Dr. Brian Hanley received his PhD in history from Trinity College Dublin, and has taught at Queens University Belfast, the National College of Ireland, Trinity College Dublin and NUI Maynooth. His research has focused on twentieth-century Irish republicanism, particularly the politics and activity of the Irish Republican Army after 1923, and he has published extensively in the field.
Claire Kilroy is the author of four novels, All Summer, (Faber & Faber, 2003), Tenderwire, (Faber & Faber, 2006), All Names Have Been Changed, (Faber & Faber, 2009), and The Devil I Know (Faber & Faber, 2012), which was described by The Guardian as “a satiric danse macabre of brio and linguistic virtuosity,” and by the New York Times as “savagely comic... and great fun.” It was a Boston Globe choice in their Best Fiction of 2014. Claire has been shortlisted for the Kerry Group Irish Novel of the Year three times, and was awarded the Rooney Prize for Irish Literature in 2004. She is the 2015 Heimbold Chair of Irish Studies at Villanova University.
“This young Irish writer packs a stunning worldly wisdom into her beautiful prose.” Barbara Kingsolver, author of Flight Behaviour.
M.A. (1999) New York University. H. Diploma, Trinity College, Dublin; Language Lecturer and Irish Language Coordinator, Program in Irish Studies, New York University. A beloved and much-awarded teacher of Irish at NYU, Padraig is a native speaker of the language, as well as a gifted singer in the Irish Sean Nos tradition.

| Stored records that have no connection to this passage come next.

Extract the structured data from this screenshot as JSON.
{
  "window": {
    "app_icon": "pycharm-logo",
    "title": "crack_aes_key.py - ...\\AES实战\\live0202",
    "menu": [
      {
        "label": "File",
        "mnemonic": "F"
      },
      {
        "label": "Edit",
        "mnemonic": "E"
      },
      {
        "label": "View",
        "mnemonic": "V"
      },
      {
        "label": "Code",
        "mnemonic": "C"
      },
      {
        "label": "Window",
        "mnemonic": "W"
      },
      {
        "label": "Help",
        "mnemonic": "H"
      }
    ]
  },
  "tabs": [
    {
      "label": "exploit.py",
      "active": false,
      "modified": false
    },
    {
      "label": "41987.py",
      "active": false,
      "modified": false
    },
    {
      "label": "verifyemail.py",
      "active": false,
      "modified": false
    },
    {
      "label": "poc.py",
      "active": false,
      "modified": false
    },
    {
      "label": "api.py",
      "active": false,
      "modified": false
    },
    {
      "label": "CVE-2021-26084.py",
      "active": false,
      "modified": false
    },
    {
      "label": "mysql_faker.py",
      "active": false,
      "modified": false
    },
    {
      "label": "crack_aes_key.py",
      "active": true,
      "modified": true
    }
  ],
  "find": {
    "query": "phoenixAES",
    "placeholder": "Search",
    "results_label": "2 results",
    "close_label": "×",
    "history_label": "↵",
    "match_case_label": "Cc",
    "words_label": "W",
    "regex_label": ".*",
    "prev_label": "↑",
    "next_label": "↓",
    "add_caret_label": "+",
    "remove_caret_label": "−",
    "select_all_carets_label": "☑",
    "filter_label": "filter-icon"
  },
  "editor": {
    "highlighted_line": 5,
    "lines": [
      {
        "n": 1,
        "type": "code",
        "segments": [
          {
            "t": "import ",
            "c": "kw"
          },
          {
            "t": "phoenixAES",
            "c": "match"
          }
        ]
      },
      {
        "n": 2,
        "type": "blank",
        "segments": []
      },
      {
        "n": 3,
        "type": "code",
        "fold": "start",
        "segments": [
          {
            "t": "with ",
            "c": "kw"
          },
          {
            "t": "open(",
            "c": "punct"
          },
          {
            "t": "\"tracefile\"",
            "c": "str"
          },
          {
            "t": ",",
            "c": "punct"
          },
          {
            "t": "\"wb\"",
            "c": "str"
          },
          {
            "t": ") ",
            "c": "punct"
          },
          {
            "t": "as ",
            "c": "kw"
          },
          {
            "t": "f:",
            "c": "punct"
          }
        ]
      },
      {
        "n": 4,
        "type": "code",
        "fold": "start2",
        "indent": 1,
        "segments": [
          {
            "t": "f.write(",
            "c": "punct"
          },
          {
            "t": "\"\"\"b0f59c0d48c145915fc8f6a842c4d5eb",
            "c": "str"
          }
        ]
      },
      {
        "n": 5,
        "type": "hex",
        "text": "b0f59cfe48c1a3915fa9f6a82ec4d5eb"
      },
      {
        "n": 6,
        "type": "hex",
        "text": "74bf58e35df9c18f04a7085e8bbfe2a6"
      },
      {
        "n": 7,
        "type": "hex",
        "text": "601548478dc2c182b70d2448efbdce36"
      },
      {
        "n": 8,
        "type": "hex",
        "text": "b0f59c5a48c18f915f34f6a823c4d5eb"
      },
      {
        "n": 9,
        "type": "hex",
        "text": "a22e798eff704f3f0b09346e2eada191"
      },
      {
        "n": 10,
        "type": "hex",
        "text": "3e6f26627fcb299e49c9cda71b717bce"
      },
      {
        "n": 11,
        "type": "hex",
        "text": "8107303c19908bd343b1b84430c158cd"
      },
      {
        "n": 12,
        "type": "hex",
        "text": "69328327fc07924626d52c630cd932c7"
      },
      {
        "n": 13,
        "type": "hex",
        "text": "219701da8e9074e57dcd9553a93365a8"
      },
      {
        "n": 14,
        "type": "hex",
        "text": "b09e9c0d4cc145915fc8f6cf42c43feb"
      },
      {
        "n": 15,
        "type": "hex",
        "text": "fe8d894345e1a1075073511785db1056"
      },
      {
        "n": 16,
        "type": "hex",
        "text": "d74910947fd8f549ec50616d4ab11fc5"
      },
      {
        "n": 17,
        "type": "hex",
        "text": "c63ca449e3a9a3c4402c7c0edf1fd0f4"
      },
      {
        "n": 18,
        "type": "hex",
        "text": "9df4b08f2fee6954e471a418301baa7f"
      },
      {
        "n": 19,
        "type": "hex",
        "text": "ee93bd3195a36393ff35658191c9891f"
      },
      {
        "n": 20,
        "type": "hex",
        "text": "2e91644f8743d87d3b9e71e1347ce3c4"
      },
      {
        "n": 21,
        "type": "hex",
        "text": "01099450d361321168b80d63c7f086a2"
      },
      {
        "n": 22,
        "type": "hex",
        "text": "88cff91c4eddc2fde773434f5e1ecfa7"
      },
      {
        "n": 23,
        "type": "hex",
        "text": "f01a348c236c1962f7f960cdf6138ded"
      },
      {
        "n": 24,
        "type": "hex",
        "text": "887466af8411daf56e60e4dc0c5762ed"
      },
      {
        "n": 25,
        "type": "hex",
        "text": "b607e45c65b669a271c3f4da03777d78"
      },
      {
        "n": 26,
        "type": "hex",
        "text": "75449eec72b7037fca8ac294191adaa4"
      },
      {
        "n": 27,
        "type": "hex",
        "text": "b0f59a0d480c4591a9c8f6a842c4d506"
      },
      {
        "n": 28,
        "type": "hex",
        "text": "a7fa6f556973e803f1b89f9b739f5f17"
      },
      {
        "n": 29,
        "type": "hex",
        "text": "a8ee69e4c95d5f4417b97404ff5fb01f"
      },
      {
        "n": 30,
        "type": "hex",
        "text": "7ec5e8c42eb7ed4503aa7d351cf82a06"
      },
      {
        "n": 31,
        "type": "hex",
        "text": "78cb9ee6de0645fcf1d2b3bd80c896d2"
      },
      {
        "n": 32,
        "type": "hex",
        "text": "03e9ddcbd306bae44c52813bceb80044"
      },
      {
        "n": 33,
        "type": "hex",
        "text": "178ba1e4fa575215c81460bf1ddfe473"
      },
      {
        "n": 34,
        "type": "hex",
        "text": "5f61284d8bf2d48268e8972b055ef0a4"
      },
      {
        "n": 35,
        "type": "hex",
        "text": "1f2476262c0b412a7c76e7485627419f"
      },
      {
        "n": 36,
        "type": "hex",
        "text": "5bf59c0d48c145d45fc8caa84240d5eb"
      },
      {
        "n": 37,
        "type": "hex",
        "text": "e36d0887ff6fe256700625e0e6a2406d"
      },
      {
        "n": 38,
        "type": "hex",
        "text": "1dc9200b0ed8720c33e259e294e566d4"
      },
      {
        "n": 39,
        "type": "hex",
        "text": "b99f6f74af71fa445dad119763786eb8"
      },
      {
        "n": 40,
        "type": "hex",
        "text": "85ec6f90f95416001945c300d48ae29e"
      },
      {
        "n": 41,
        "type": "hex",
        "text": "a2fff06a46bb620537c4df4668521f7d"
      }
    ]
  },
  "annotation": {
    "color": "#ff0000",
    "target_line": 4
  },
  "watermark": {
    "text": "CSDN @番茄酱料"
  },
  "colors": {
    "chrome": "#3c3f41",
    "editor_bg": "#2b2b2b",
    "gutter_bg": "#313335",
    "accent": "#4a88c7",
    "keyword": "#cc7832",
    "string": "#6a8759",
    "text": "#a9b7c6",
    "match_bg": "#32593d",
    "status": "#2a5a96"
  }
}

Ph.D., B.A. Trinity College, Dublin; Lecturer in Sociology, National University of Ireland-Maynooth. Eamonn Slater has written widely on transformations in Irish society and geography from the Famine to the post-Tiger economy. Recent publications have explored suburbanization in Ireland, the ecology of 19th century farming practices, and the archaeology of Irish golf courses.
The following additional expenses should also be considered when budgeting for the Summer in Dublin program. Please note that these are only general estimates. Interested students are encouraged to conduct their own research.
Round-Trip Flight from New York: $890.00 - $1,400.00
Short Taxi Ride: $11.00 - $17.00
Public Transport:$2.50 - $3.50
Inexpensive Lunch: $6.00 - $14.00
Inexpensive Dinner: $10.00 - $21.00
Prepaid Cell Phone: $15.00 - $30.00
Sim Card: $5.00 - $10.00
Hostel: $10.00 - $35.00
Hotel: $65.00 - $175.00
Tourist Attractions: $5.00 - $20.00 admission